Component data from apps and pages:
——

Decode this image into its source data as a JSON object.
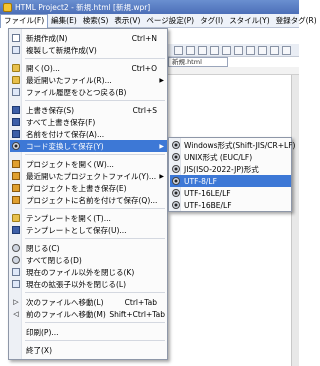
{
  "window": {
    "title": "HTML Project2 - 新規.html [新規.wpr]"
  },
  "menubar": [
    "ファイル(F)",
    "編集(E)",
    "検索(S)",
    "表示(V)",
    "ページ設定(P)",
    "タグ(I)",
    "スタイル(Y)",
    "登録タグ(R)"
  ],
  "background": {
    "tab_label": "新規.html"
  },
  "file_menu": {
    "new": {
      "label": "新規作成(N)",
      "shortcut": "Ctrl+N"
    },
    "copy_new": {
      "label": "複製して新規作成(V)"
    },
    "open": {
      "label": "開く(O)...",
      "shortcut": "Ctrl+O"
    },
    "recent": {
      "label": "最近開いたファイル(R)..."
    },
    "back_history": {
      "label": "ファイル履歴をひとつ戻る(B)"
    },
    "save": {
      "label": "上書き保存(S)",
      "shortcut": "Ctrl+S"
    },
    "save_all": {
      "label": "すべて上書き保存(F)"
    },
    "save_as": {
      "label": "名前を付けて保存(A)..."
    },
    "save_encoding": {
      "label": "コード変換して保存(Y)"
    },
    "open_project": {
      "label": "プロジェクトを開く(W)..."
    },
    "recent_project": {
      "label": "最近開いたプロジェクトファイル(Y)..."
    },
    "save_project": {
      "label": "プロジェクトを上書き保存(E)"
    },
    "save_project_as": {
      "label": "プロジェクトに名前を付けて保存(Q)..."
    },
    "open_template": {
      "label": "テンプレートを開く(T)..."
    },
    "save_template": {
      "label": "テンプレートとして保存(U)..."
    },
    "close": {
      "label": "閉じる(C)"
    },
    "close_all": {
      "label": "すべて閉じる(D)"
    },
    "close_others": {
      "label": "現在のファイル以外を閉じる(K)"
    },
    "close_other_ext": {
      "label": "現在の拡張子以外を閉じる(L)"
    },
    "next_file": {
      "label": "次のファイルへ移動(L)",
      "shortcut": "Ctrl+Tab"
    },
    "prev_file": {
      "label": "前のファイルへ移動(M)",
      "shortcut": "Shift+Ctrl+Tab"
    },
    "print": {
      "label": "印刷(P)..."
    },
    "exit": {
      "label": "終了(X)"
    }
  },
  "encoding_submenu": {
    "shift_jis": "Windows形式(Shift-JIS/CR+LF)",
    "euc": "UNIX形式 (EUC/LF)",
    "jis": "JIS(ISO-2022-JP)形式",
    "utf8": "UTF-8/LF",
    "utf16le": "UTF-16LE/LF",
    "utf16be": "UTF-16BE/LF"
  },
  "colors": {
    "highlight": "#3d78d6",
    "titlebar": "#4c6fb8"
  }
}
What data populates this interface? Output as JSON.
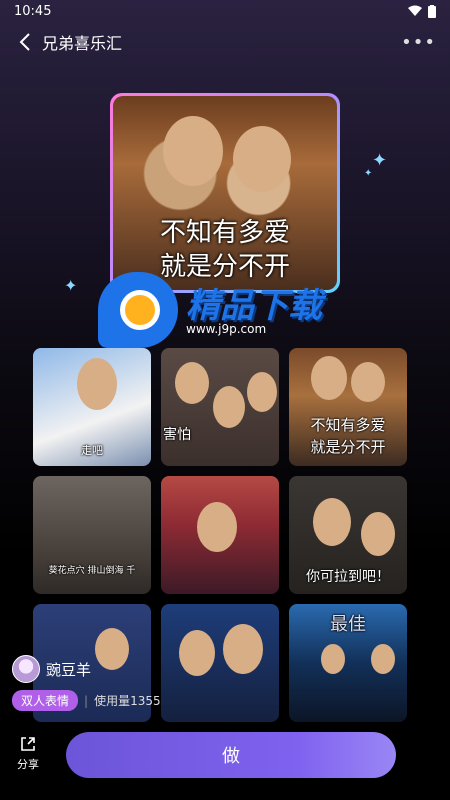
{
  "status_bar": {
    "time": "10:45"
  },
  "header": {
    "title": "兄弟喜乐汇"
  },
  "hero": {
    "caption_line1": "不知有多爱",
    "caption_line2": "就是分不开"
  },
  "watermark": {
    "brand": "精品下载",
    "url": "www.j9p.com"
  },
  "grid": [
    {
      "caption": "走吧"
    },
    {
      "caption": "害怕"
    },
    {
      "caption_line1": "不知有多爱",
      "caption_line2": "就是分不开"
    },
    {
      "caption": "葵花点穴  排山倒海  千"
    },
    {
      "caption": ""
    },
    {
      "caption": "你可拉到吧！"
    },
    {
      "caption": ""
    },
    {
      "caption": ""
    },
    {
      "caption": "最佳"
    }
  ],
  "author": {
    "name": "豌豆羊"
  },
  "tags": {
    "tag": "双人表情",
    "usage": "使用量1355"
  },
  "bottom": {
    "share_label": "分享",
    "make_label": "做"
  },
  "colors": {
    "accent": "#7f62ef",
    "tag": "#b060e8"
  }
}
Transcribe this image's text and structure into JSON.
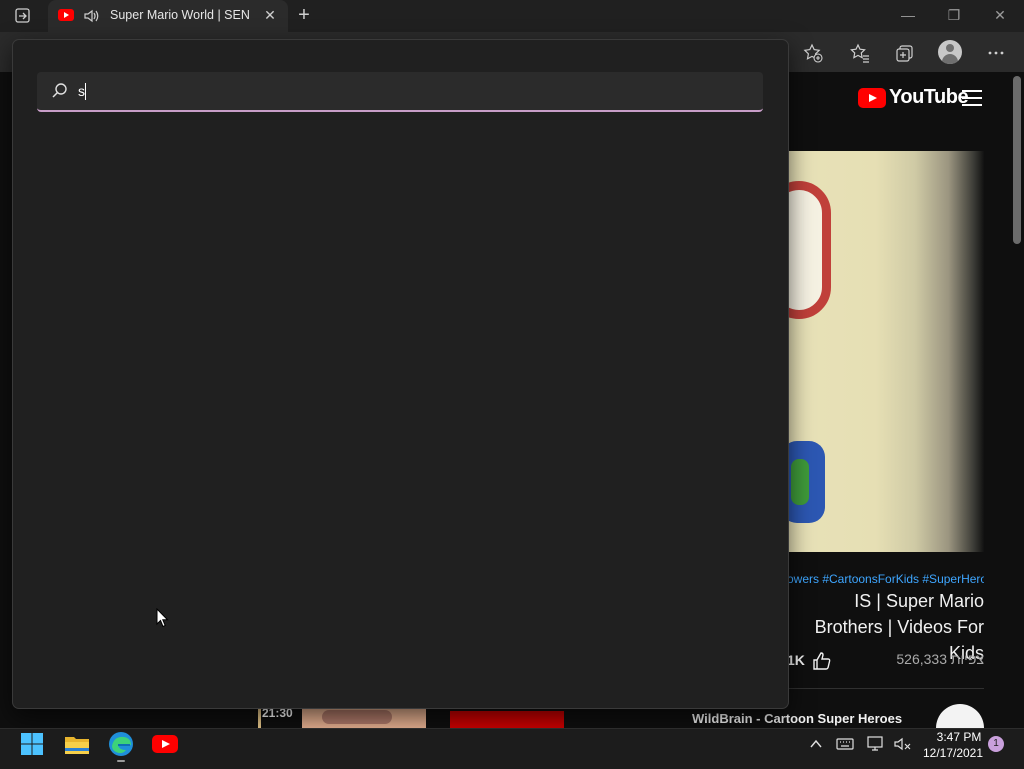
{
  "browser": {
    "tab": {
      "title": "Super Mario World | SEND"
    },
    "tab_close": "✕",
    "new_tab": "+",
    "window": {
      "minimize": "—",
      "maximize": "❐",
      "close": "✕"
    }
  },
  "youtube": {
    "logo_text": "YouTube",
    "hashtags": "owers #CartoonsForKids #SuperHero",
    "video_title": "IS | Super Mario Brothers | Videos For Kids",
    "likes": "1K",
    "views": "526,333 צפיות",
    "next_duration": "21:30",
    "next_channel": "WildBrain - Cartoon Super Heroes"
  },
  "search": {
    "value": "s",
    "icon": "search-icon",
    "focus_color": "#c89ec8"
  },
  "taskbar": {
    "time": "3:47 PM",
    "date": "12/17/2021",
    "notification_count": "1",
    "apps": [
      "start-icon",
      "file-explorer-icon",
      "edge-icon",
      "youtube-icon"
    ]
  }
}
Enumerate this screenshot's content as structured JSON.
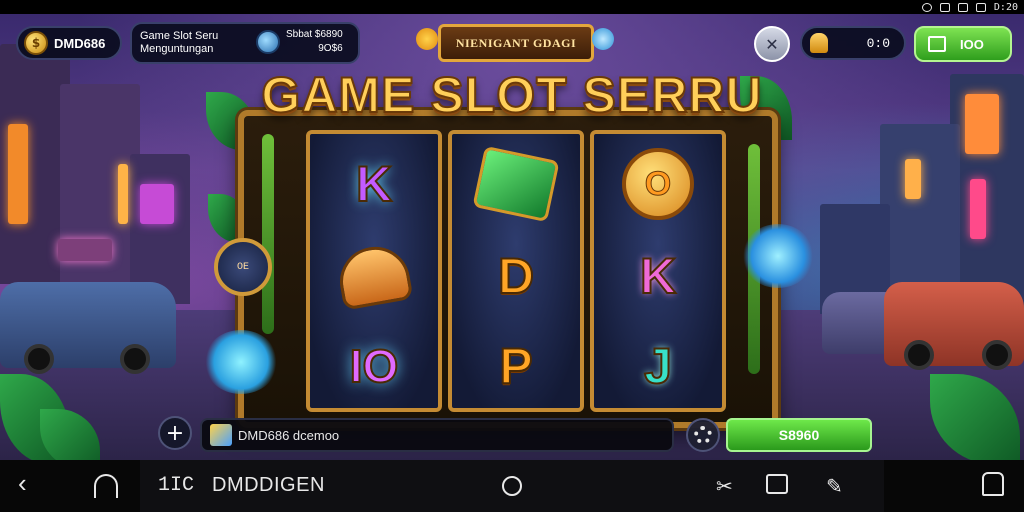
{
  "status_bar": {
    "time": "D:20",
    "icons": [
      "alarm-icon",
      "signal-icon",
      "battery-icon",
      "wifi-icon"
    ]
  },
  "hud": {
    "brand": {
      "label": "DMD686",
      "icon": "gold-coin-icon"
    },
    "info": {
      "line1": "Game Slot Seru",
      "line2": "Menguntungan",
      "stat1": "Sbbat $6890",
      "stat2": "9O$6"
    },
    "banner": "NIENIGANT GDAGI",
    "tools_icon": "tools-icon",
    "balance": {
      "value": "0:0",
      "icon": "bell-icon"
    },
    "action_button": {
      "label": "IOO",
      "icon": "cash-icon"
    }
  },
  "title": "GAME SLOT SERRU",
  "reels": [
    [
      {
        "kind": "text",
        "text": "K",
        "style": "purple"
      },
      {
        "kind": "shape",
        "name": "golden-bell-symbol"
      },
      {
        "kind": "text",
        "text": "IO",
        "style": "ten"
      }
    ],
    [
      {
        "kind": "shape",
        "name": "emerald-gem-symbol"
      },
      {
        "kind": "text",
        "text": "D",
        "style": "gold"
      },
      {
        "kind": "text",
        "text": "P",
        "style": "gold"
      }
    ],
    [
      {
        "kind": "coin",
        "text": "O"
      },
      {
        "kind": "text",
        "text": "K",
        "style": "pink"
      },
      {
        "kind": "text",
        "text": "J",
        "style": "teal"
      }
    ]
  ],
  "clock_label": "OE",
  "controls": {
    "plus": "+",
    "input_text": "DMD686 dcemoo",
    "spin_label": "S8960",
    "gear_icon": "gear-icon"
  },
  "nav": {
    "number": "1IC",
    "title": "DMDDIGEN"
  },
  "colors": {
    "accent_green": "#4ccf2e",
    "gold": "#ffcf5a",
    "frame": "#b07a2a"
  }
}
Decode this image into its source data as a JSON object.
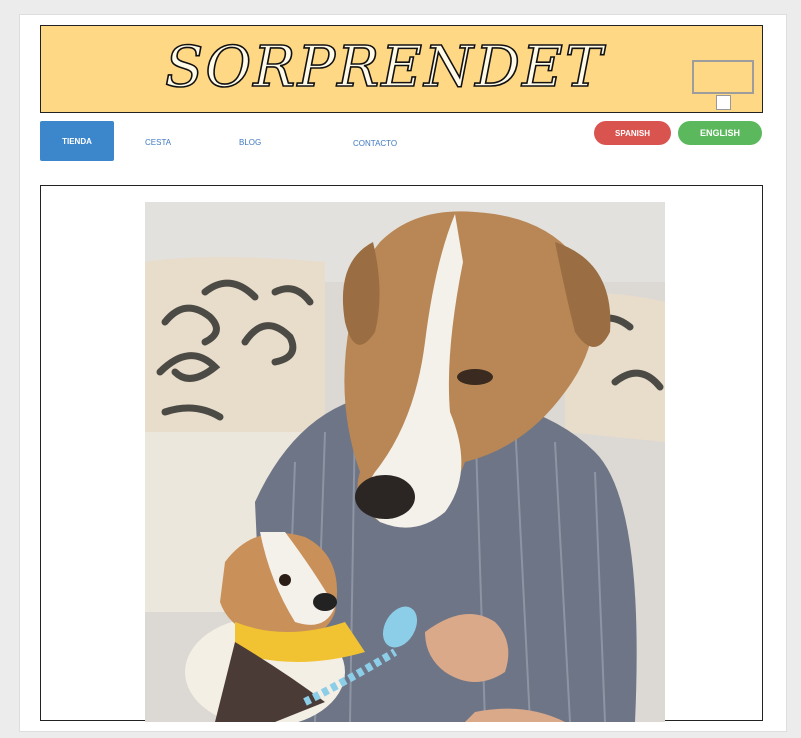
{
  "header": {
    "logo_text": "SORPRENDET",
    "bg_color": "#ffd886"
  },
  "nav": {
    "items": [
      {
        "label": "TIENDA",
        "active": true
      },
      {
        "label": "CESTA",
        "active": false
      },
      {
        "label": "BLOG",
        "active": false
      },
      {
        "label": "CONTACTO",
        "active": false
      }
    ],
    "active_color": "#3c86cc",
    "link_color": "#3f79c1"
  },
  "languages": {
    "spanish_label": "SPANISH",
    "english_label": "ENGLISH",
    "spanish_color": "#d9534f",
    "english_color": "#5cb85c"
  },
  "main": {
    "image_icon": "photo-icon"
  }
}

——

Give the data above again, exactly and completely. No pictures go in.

Decode this image into its source data as a JSON object.
{
  "window": {
    "title": "HTML Project2 - 新規.html [新規.wpr]"
  },
  "menubar": [
    "ファイル(F)",
    "編集(E)",
    "検索(S)",
    "表示(V)",
    "ページ設定(P)",
    "タグ(I)",
    "スタイル(Y)",
    "登録タグ(R)"
  ],
  "background": {
    "tab_label": "新規.html"
  },
  "file_menu": {
    "new": {
      "label": "新規作成(N)",
      "shortcut": "Ctrl+N"
    },
    "copy_new": {
      "label": "複製して新規作成(V)"
    },
    "open": {
      "label": "開く(O)...",
      "shortcut": "Ctrl+O"
    },
    "recent": {
      "label": "最近開いたファイル(R)..."
    },
    "back_history": {
      "label": "ファイル履歴をひとつ戻る(B)"
    },
    "save": {
      "label": "上書き保存(S)",
      "shortcut": "Ctrl+S"
    },
    "save_all": {
      "label": "すべて上書き保存(F)"
    },
    "save_as": {
      "label": "名前を付けて保存(A)..."
    },
    "save_encoding": {
      "label": "コード変換して保存(Y)"
    },
    "open_project": {
      "label": "プロジェクトを開く(W)..."
    },
    "recent_project": {
      "label": "最近開いたプロジェクトファイル(Y)..."
    },
    "save_project": {
      "label": "プロジェクトを上書き保存(E)"
    },
    "save_project_as": {
      "label": "プロジェクトに名前を付けて保存(Q)..."
    },
    "open_template": {
      "label": "テンプレートを開く(T)..."
    },
    "save_template": {
      "label": "テンプレートとして保存(U)..."
    },
    "close": {
      "label": "閉じる(C)"
    },
    "close_all": {
      "label": "すべて閉じる(D)"
    },
    "close_others": {
      "label": "現在のファイル以外を閉じる(K)"
    },
    "close_other_ext": {
      "label": "現在の拡張子以外を閉じる(L)"
    },
    "next_file": {
      "label": "次のファイルへ移動(L)",
      "shortcut": "Ctrl+Tab"
    },
    "prev_file": {
      "label": "前のファイルへ移動(M)",
      "shortcut": "Shift+Ctrl+Tab"
    },
    "print": {
      "label": "印刷(P)..."
    },
    "exit": {
      "label": "終了(X)"
    }
  },
  "encoding_submenu": {
    "shift_jis": "Windows形式(Shift-JIS/CR+LF)",
    "euc": "UNIX形式 (EUC/LF)",
    "jis": "JIS(ISO-2022-JP)形式",
    "utf8": "UTF-8/LF",
    "utf16le": "UTF-16LE/LF",
    "utf16be": "UTF-16BE/LF"
  },
  "colors": {
    "highlight": "#3d78d6",
    "titlebar": "#4c6fb8"
  }
}
What data populates this interface? Output as JSON.
{
  "status_bar": {
    "time": "10:45"
  },
  "header": {
    "title": "兄弟喜乐汇"
  },
  "hero": {
    "caption_line1": "不知有多爱",
    "caption_line2": "就是分不开"
  },
  "watermark": {
    "brand": "精品下载",
    "url": "www.j9p.com"
  },
  "grid": [
    {
      "caption": "走吧"
    },
    {
      "caption": "害怕"
    },
    {
      "caption_line1": "不知有多爱",
      "caption_line2": "就是分不开"
    },
    {
      "caption": "葵花点穴  排山倒海  千"
    },
    {
      "caption": ""
    },
    {
      "caption": "你可拉到吧！"
    },
    {
      "caption": ""
    },
    {
      "caption": ""
    },
    {
      "caption": "最佳"
    }
  ],
  "author": {
    "name": "豌豆羊"
  },
  "tags": {
    "tag": "双人表情",
    "usage": "使用量1355"
  },
  "bottom": {
    "share_label": "分享",
    "make_label": "做"
  },
  "colors": {
    "accent": "#7f62ef",
    "tag": "#b060e8"
  }
}
Transcribe this image's text and structure into JSON.
{
  "browser": {
    "tab": {
      "title": "Super Mario World | SEND"
    },
    "tab_close": "✕",
    "new_tab": "+",
    "window": {
      "minimize": "—",
      "maximize": "❐",
      "close": "✕"
    }
  },
  "youtube": {
    "logo_text": "YouTube",
    "hashtags": "owers #CartoonsForKids #SuperHero",
    "video_title": "IS | Super Mario Brothers | Videos For Kids",
    "likes": "1K",
    "views": "526,333 צפיות",
    "next_duration": "21:30",
    "next_channel": "WildBrain - Cartoon Super Heroes"
  },
  "search": {
    "value": "s",
    "icon": "search-icon",
    "focus_color": "#c89ec8"
  },
  "taskbar": {
    "time": "3:47 PM",
    "date": "12/17/2021",
    "notification_count": "1",
    "apps": [
      "start-icon",
      "file-explorer-icon",
      "edge-icon",
      "youtube-icon"
    ]
  }
}
Enumerate this screenshot's content as structured JSON.
{
  "status_bar": {
    "time": "D:20",
    "icons": [
      "alarm-icon",
      "signal-icon",
      "battery-icon",
      "wifi-icon"
    ]
  },
  "hud": {
    "brand": {
      "label": "DMD686",
      "icon": "gold-coin-icon"
    },
    "info": {
      "line1": "Game Slot Seru",
      "line2": "Menguntungan",
      "stat1": "Sbbat $6890",
      "stat2": "9O$6"
    },
    "banner": "NIENIGANT GDAGI",
    "tools_icon": "tools-icon",
    "balance": {
      "value": "0:0",
      "icon": "bell-icon"
    },
    "action_button": {
      "label": "IOO",
      "icon": "cash-icon"
    }
  },
  "title": "GAME SLOT SERRU",
  "reels": [
    [
      {
        "kind": "text",
        "text": "K",
        "style": "purple"
      },
      {
        "kind": "shape",
        "name": "golden-bell-symbol"
      },
      {
        "kind": "text",
        "text": "IO",
        "style": "ten"
      }
    ],
    [
      {
        "kind": "shape",
        "name": "emerald-gem-symbol"
      },
      {
        "kind": "text",
        "text": "D",
        "style": "gold"
      },
      {
        "kind": "text",
        "text": "P",
        "style": "gold"
      }
    ],
    [
      {
        "kind": "coin",
        "text": "O"
      },
      {
        "kind": "text",
        "text": "K",
        "style": "pink"
      },
      {
        "kind": "text",
        "text": "J",
        "style": "teal"
      }
    ]
  ],
  "clock_label": "OE",
  "controls": {
    "plus": "+",
    "input_text": "DMD686 dcemoo",
    "spin_label": "S8960",
    "gear_icon": "gear-icon"
  },
  "nav": {
    "number": "1IC",
    "title": "DMDDIGEN"
  },
  "colors": {
    "accent_green": "#4ccf2e",
    "gold": "#ffcf5a",
    "frame": "#b07a2a"
  }
}
Decode this image into its source data as a JSON object.
{
  "header": {
    "logo_text": "SORPRENDET",
    "bg_color": "#ffd886"
  },
  "nav": {
    "items": [
      {
        "label": "TIENDA",
        "active": true
      },
      {
        "label": "CESTA",
        "active": false
      },
      {
        "label": "BLOG",
        "active": false
      },
      {
        "label": "CONTACTO",
        "active": false
      }
    ],
    "active_color": "#3c86cc",
    "link_color": "#3f79c1"
  },
  "languages": {
    "spanish_label": "SPANISH",
    "english_label": "ENGLISH",
    "spanish_color": "#d9534f",
    "english_color": "#5cb85c"
  },
  "main": {
    "image_icon": "photo-icon"
  }
}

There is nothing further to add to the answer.